• Directions for this task: Whenever a line in the data contains "NFTs", show that line.

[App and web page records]
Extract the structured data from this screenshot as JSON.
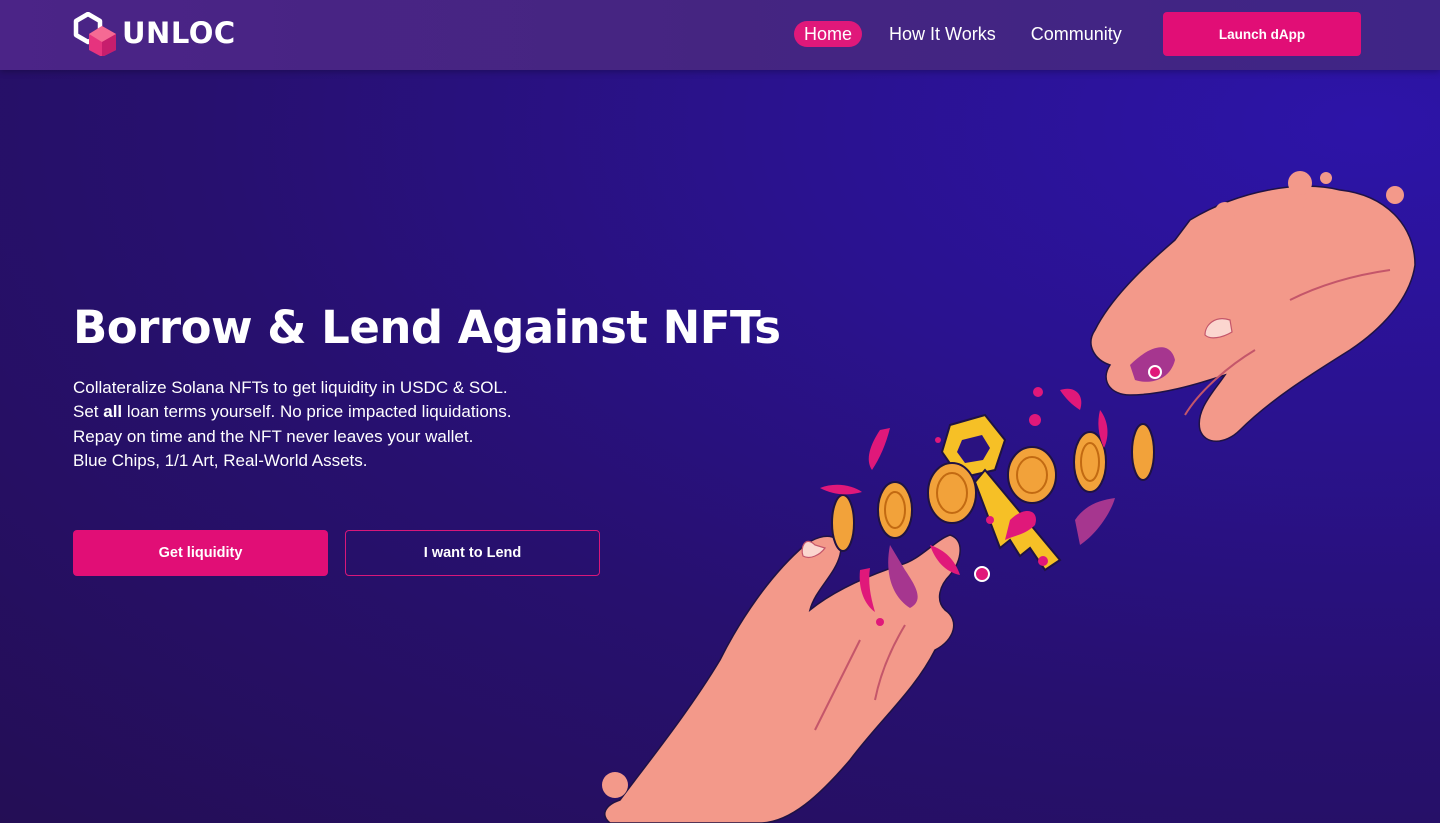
{
  "header": {
    "logo": {
      "text": "UNLOC",
      "icon": "unloc-hexagon-logo-icon"
    },
    "nav": [
      {
        "label": "Home",
        "active": true
      },
      {
        "label": "How It Works",
        "active": false
      },
      {
        "label": "Community",
        "active": false
      }
    ],
    "launch_label": "Launch dApp"
  },
  "hero": {
    "title": "Borrow & Lend Against NFTs",
    "lines": [
      "Collateralize Solana NFTs to get liquidity in USDC & SOL.",
      {
        "before": "Set ",
        "bold": "all",
        "after": " loan terms yourself.  No price impacted liquidations."
      },
      "Repay on time and the NFT never leaves your wallet.",
      "Blue Chips, 1/1 Art, Real-World Assets."
    ],
    "primary_cta": "Get liquidity",
    "secondary_cta": "I want to Lend"
  },
  "colors": {
    "accent": "#e10e76",
    "nav_bar": "#452581",
    "background": "#27106f",
    "skin": "#f3998a",
    "coin": "#f2a23a",
    "key": "#f6c026"
  },
  "illustration": {
    "name": "hands-exchanging-key-and-coins-illustration"
  }
}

• Solution to this task:
    "title": "Borrow & Lend Against NFTs",
      "Collateralize Solana NFTs to get liquidity in USDC & SOL.",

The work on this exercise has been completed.